So it may have been the notoriety that drew them to 3300 London Road, but it’s the majesty of the estate that continues to draw people 34 years later. In fact, more than 2-million people have toured Glensheen, a department of UMD’s School of Fine Arts, since it opened its doors on July 28, 1979.
The longevity of Glensheen’s appeal can be attributed to its authenticity. It’s one of few historic house museums in the country with the original collection intact. From the tiny details, like the letters in a desk drawer, to the significant, like the still working call system, Glensheen is an incredible slice of turn-of-the-last century opulence.
This summer marks Glensheen’s 34th year as a historic house museum. In appreciation, the estate is hosting a Community Day on Friday, May 24, 2013. Free standard house tours will be offered all day. The ticket house opens at 9 a.m. and the first tour begins at 9:30 a.m. The last tour is scheduled for 4 p.m. but Glensheen’s tour manager recommends arriving early, as the limited number of tickets sometimes run out.
Beyond the tour, Community Day also features kite flying demonstrations and kites for sale in the Glensheen museum shop, book signing by “Secrets of the Congdon Mansion” author Joe Kimball, and an events open house in the winter garden that showcases Glensheen’s premier caterers, Savories and Black Woods.

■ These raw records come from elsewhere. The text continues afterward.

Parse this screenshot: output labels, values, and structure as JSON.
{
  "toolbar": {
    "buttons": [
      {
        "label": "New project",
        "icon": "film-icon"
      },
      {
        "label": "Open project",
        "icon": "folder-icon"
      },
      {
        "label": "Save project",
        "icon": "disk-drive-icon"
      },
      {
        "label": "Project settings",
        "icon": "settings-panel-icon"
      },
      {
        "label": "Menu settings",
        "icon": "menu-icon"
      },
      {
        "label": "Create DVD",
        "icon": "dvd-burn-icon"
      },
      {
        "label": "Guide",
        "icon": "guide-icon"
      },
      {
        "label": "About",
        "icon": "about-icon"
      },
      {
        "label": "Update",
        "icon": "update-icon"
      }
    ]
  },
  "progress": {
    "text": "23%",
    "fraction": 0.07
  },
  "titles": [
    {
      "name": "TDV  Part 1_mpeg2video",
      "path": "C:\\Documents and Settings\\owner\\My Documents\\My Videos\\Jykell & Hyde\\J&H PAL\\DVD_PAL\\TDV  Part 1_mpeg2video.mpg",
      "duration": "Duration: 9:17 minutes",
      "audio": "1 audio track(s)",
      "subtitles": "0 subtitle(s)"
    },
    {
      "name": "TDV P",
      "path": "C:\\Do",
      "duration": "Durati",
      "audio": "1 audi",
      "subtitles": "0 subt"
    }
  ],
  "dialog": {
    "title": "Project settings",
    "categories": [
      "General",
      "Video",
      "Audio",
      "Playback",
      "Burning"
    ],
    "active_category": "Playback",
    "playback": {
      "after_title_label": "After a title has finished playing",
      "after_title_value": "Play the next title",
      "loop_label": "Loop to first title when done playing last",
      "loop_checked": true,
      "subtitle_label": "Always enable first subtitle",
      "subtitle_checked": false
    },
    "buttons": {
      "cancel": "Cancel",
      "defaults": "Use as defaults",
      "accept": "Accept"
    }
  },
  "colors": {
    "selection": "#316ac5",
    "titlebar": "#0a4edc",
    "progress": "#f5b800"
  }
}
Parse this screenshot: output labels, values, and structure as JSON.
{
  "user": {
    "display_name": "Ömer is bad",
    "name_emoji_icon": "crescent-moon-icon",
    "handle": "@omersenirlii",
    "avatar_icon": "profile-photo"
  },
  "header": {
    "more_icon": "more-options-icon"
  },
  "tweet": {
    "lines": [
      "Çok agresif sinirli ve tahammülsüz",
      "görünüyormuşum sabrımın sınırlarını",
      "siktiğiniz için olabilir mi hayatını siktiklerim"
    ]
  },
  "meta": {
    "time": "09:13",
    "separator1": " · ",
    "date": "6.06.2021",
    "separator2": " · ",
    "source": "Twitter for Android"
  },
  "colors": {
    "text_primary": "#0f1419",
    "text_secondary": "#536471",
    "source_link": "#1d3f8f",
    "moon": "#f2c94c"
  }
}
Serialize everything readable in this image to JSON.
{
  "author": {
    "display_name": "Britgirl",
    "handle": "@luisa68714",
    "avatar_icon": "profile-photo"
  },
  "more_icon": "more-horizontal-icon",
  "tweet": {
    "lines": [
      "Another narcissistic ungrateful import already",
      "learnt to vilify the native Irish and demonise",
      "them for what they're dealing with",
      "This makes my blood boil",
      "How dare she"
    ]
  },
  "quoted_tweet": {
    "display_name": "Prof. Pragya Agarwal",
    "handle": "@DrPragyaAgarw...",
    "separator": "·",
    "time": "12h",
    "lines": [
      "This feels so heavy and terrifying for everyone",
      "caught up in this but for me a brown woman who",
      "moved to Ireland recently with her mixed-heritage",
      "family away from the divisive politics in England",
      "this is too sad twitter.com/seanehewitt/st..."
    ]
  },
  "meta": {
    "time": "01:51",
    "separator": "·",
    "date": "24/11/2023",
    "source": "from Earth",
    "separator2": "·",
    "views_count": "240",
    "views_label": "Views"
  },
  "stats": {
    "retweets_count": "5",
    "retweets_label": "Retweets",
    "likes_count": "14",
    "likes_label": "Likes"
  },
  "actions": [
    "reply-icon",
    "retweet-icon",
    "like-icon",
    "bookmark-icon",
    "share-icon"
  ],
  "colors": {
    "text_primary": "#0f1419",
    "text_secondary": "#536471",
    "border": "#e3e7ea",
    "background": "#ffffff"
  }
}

More information about Community Day and Glensheen can be found on Glensheen’s website, glensheen.org or by calling (218) 726-8910.
A Look Back: The Birth of a Museum
July 28, 1979: Long lines in Glensheen's parking lot on opening day
1979: A press conference in Glensheen's carriage house
July 28, 1979: Glensheen's first visitors enjoying the Congdons' carriage collection
If you go:
Glensheen's Community Day
Friday, May 24 from 9:30 a.m. to 4 p.m.
glensheen.org or (218) 726-8910 for more information
Story written by Lori C. Melton, email@example.com